Aaron (Mr. DeannaCat)
Hi Chelsea, that should work just fine. Pull the dough out of the fridge and transfer it to your baking dish for a few hours before you plan to bake as the dough will be able to expand and hopefully puff up a bit. Hope that helps and enjoy!
Great recipe. So easy.
This was my first Focaccia baking experience and it came together with zero effort, I was so pleased with it!
Love the recipe. Thank you!
I am wondering if I only have blending flour (with only 4 g of protein) instead of all purpose flour (with 10 g of protein), do I need to add more flour to compensate for the decreased protein content in the blending flour? If I add more flour can I add more whote wheat rather than blending flour?
Or can I mix and match flours as desired wihtout any compensation?
Aaron (Mr. DeannaCat)
Hi Andrea, I think blending flour is mainly used for sauces, gravies, and maybe scones, muffins, or cake? You can use whole wheat for the focaccia, however most recipes never call for more than half the amount of total flour. I would just wait until you get some all purpose flour or bread flour and try making the bread then. Obviously you can experiment on your own and see how it turns out but I can’t recommend any ratios without fully knowing what you have to work with. Hope that helps and good luck!

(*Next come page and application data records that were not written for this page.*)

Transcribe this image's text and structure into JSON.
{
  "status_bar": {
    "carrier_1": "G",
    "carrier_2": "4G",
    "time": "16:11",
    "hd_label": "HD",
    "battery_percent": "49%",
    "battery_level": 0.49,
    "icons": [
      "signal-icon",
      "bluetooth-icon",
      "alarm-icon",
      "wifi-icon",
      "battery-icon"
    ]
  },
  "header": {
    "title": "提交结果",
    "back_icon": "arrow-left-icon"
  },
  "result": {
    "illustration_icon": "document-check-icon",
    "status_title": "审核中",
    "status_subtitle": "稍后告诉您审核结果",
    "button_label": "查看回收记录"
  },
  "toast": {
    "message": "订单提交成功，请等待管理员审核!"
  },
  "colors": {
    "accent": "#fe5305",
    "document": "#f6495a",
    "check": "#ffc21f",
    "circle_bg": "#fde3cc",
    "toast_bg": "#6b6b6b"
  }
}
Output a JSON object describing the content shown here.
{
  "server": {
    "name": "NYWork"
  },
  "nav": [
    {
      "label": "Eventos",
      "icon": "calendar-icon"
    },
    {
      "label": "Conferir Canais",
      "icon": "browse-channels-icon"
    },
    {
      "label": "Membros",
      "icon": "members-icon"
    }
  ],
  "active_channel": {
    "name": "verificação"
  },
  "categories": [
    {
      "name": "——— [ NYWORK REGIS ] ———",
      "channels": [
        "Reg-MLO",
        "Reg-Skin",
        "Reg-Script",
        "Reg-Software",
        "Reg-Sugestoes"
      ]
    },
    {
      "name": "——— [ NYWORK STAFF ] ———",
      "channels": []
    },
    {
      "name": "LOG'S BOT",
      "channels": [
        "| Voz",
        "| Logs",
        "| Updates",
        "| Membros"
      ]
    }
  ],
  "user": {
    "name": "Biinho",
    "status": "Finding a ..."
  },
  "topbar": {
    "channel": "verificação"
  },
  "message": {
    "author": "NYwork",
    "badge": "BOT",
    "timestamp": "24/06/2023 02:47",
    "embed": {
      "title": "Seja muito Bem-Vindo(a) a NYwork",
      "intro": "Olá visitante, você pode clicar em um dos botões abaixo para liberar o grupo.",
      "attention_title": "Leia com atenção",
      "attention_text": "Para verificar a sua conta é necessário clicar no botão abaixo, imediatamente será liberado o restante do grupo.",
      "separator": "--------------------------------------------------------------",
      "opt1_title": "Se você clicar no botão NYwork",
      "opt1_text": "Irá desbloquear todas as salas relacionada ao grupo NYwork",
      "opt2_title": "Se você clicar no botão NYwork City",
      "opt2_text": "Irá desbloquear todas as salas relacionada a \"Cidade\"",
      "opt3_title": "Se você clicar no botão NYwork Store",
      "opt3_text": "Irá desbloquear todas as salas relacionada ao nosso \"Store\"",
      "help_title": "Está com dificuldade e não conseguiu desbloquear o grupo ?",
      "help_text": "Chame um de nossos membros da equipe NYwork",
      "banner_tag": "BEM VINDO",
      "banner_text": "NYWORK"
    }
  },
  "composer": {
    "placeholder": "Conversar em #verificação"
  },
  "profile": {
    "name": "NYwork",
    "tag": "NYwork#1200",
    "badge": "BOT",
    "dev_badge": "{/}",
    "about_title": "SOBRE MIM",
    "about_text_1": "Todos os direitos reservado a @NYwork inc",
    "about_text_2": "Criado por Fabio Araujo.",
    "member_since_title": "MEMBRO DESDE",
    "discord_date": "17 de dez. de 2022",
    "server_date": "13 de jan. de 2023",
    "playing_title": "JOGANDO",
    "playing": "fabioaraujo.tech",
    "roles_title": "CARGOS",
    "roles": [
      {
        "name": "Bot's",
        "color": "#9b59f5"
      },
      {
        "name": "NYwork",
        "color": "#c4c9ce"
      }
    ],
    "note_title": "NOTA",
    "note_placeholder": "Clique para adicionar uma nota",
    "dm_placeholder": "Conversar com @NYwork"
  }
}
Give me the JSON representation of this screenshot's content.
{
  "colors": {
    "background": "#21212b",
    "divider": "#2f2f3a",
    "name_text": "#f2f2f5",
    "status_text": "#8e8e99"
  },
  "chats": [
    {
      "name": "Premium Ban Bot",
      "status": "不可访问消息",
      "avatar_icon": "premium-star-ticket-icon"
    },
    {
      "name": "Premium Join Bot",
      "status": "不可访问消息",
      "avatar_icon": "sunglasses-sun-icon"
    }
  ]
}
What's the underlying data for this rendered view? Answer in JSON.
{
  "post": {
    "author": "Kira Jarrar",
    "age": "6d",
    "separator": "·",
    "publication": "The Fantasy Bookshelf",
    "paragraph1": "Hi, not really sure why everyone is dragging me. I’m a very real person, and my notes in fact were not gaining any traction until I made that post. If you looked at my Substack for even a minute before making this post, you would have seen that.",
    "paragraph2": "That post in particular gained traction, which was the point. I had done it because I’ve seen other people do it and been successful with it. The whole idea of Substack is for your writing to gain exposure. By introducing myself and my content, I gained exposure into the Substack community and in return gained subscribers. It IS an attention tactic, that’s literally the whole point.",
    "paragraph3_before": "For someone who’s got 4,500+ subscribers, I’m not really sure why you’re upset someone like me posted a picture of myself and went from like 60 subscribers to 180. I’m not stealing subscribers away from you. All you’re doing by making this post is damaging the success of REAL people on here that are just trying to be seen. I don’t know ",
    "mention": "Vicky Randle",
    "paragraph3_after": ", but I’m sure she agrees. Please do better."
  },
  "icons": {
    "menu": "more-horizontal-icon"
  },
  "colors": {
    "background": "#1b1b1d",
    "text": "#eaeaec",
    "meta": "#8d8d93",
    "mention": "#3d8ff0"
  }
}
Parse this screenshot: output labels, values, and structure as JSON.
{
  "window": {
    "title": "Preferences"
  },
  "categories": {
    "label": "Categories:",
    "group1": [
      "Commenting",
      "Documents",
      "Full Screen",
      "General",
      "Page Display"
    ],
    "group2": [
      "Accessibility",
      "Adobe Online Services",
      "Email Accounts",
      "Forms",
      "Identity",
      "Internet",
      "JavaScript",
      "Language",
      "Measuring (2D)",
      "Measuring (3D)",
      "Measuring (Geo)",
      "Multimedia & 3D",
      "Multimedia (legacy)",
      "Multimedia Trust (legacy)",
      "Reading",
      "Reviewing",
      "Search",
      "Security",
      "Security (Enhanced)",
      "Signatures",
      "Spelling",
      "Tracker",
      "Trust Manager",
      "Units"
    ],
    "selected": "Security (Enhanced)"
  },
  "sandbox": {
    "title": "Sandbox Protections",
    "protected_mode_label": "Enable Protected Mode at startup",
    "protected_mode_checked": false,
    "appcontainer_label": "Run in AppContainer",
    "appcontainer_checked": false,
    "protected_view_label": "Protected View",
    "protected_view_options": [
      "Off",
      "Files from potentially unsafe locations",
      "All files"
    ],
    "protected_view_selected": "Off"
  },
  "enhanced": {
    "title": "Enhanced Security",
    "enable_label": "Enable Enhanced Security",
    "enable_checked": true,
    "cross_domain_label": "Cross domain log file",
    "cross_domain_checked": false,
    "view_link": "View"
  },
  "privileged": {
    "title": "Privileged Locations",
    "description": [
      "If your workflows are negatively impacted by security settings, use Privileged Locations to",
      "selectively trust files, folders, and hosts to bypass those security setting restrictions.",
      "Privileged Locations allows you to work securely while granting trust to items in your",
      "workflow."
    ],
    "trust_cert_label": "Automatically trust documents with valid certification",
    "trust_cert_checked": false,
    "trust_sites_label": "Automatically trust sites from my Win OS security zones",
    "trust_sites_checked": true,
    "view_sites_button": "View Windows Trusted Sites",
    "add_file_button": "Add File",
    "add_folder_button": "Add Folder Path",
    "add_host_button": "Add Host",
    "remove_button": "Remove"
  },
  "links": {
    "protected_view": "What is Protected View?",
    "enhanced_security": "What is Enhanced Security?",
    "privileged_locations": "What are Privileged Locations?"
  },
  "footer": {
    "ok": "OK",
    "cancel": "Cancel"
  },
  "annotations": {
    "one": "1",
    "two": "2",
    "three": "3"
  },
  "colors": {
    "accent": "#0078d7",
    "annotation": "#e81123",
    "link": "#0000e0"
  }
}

Nadia Cella Mueller
Hi this is my go to Focaccia recipe and its always a hit. I am wondering is it possible to split and bake in 2 – 9″ round pans? Or would I need to increase the dough amount to do so? Thank you for thendetailed instructions and great recipe 🙂
Aaron (Mr. DeannaCat)
Hello Nadia, it’s great to hear you enjoy the focaccia recipe so much, we definitely enjoy it and consider it a favorite! I believe we use a 9×13″ pan for one loaf so I am not sure how much more you would need for two 9″ round pans. You could always give it a try and see how they turn out and then go from there in the future by adding an additional 1/4 or 1/2 to the original recipe. Good luck and let us know how it turns out!
Hi , thank you for all your wonderful recipes. I would like to make a gluten free focaccia with my gf sourdough starter that I did by following your recipe for that. Do you think you could guide me or make some suggestions on what flours and their respective measurements to use for a gluten free focaccia ? Thank you kindly
Aaron (Mr. DeannaCat)
Hi Kelly, we’re so glad that you have enjoyed the recipes we have thus far! Yet, we haven’t delved into GF sourdough focaccia as of yet so that one will take some experimentation. I would probably try a baseline by taking our regular focaccia loaf recipe and subbing out for GF flour and GF starter and see where that ends up for you. It is really just trial and error to find out what works and doesn’t work for you, let us know what you come up with and good luck!
Wow! My husband and I have just ventured into the world of sourdough and after making two rounds of basic loaves myself, I tried your focaccia recipe and it did not disappoint. The steps were easy and it turned out wonderful! I may start another batch this afternoon. Thanks so much for sharing!
Aaron (Mr. DeannaCat)
Glad you all enjoyed it Lynae!
Delicious, simple, and such a fun lesson for my children on how yeast bacteria work. We use a ceramic loaf dish and after the bread cools never have issues getting it out with a spatula, as we like to avoid using aluminum for baking.